So far this is a tale of garden-fresh love and intense sensual pleasures between a man and a woman. But there comes a point, surprise, surprise – things change – intensity and freshness, no matter how intense and how fresh, fades. Alas, d’Albert tells us in so many words that he and Rosette are at the point where they have had enough of one another. What is needed is an infusion of energy to lift them to unexplored vistas of raw sensuality, passion and unspeakable beauty. And such an infusion arrives on the scene, a personage who turns out to be a triple dose of energy -- a supremely graceful, super-sexually-charged, a cross-dressing, gender-shifting, high-octane lad (a lass, really) on horseback -- Théodore aka Mademoiselle de Maupin.

Pure literary magic shinning with the brightness and heat of the midday sun. And this Penguin edition is a most readable translation along with an informative introduction, notes, footnotes and Gautier’s famous preface expounding an ‘art for art sake’ aesthetic in answer to the up-tight moralist hacks of his day. Indeed, art for art sake, reading for reading sake, dance for dance sake – as in Matisse’s five joyous dancers – and with this book in hand the five dancers are: D’Albert, Rosette, Théodore, goddess Aphrodite, and you as reader. Joie de vivres.

( )
  GlennRussell | Feb 16, 2017 |
Viser 1-5 af 14 (næste | vis alle)
ingen anmeldelser | tilføj en anmeldelse

» Tilføj andre forfattere (29 mulige)

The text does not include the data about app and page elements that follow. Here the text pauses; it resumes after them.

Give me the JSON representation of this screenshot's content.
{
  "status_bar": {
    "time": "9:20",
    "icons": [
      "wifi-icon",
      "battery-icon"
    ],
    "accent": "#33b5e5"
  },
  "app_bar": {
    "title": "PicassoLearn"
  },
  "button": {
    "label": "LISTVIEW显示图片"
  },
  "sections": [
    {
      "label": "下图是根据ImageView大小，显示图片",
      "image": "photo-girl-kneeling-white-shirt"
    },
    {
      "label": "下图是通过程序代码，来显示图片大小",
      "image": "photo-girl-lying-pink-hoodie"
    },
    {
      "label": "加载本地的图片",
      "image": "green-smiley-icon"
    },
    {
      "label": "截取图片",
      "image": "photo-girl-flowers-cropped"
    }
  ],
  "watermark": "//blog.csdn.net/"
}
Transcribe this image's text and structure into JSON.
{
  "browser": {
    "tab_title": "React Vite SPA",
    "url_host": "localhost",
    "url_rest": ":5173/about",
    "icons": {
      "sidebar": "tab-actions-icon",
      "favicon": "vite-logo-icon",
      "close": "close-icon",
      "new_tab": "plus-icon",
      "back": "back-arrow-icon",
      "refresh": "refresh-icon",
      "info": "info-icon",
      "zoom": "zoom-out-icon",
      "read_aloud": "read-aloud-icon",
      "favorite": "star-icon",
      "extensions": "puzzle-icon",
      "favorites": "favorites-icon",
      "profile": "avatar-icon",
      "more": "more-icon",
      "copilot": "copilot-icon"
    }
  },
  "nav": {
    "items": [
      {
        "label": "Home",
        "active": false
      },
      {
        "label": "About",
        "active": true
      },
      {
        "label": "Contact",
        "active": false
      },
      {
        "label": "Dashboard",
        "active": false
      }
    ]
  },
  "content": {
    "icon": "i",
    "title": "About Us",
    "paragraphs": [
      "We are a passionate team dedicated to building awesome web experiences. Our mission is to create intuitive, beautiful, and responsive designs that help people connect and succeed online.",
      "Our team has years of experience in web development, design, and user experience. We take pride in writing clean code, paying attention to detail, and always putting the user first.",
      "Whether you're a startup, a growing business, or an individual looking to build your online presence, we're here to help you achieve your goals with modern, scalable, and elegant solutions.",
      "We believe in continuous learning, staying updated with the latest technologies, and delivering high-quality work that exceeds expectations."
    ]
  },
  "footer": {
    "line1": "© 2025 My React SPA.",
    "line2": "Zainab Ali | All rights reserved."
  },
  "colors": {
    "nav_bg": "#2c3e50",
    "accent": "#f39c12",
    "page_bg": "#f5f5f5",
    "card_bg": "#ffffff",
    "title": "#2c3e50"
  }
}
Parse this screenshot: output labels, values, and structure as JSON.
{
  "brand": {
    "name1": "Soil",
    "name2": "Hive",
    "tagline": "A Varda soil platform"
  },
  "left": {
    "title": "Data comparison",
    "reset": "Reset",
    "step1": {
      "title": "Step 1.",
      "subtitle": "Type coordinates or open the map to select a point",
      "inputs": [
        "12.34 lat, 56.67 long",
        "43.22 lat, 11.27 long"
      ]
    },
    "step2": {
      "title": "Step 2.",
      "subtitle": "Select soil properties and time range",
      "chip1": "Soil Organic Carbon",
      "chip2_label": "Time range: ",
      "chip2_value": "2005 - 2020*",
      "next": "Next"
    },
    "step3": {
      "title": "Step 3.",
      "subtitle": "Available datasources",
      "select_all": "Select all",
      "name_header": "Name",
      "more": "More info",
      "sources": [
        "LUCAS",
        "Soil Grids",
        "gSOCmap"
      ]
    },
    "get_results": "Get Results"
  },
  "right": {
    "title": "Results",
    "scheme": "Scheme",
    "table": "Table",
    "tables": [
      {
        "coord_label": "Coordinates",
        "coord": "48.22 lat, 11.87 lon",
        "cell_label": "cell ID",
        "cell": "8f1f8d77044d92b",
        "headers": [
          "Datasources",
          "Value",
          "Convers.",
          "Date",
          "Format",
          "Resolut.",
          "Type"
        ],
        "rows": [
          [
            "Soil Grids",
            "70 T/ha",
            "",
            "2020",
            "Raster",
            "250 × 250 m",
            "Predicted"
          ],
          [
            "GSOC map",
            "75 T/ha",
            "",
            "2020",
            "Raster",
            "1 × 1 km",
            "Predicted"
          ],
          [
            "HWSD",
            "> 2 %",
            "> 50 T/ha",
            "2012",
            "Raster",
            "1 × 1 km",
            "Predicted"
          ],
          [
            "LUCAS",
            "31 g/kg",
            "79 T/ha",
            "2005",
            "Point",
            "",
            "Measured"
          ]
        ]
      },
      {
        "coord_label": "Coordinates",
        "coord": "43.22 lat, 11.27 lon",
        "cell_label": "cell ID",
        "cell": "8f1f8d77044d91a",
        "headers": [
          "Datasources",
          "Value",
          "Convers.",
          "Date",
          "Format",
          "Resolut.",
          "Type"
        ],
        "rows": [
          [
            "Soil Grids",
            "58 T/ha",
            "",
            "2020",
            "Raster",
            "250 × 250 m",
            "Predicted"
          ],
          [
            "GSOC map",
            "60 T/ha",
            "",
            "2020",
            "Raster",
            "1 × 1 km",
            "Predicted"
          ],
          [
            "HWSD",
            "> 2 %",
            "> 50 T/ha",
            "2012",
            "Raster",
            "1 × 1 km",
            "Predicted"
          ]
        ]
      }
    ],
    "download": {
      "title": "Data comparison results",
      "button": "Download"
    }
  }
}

Forfatter navnRolleHvilken slags forfatterVærk?Status
Gautier, ThéophileForfatterprimær forfatteralle udgaverbekræftet
Binni, LanfrancoOversættermedforfatternogle udgaverbekræftet
Dugo, AndréIllustratormedforfatternogle udgaverbekræftet
Selver, PaulOversættermedforfatternogle udgaverbekræftet
Du bliver nødt til at logge ind for at redigere data i Almen Viden.
For mere hjælp se Almen Viden hjælpesiden.
Kanonisk titel
Oplysninger fra den engelske Almen Viden Redigér teksten, så den bliver dansk.
Originaltitel
Alternative titler
Oprindelig udgivelsesdato
Personer/Figurer
Oplysninger fra den engelske Almen Viden Redigér teksten, så den bliver dansk.
Vigtige steder
Vigtige begivenheder
Beslægtede film
Indskrift
Tilegnelse
Første ord
Oplysninger fra den engelske Almen Viden Redigér teksten, så den bliver dansk.
In the glorious age in which we have the good fortune to live nothing is more ridiculous than the efforts being made by every journal, of whatever political hue, be it red, green or tricolore, to re-establish Morailty.
Citater
Sidste ord
Oplysninger fra den engelske Almen Viden Redigér teksten, så den bliver dansk.
(Klik for at vise Advarsel: Kan indeholde afsløringer.)
Oplysning om flertydighed
Forlagets redaktører
Bagsidecitater
Originalsprog
Canonical DDC/MDS
Canonical LCC

Henvisninger til dette værk andre steder.

Wikipedia på engelsk

Ingen

Chevalier d'Albert fantasizes about his ideal lover, yet every woman he meets falls short of his exacting standards of female perfection. Embarking on an affair with the lovely Rosette to ease his boredom, he is thrown into tumultuous confusion when she receives a dashing young visitor. Exquisitely handsome, Théodore inspires passions d'Albert never believed he could feel for a man - and Rosette also seems to be in thrall to the charms of her guest. Does this bafflingly alluring person have a secret to hide? Subversive and seductive, Mademoiselle de Maupin (1835) draws readers into the bedrooms and boudoirs of a French château in a compelling exploration of desire and sexual intrigue. For more than seventy years, Penguin has been the leading publisher of classic literature in the English-speaking world. With more than 1,700 titles, Penguin Classics represents a global bookshelf of the best works throughout history and across genres and disciplines. Readers trust the series to provide authoritative texts enhanced by introductions and notes by distinguished scholars and contemporary authors, as well as up-to-date translations by award-winning translators.

No library descriptions found.

Beskrivelse af bogen
Haiku-resume

Current Discussions

Ingen

Populære omslag

Quick Links

Vurdering

Gennemsnit: (3.83)
0.5
1 1
1.5
2 6
2.5
3 17
3.5 5
4 19
4.5 4
5 20

Er det dig?

Bliv LibraryThing-forfatter.

 

Om | Kontakt | LibraryThing.com | Brugerbetingelser/Håndtering af brugeroplysninger | Hjælp/FAQs | Blog | Butik | APIs | TinyCat | Efterladte biblioteker | Tidlige Anmeldere | Almen Viden | 205,779,243 bøger! | Topbjælke: Altid synlig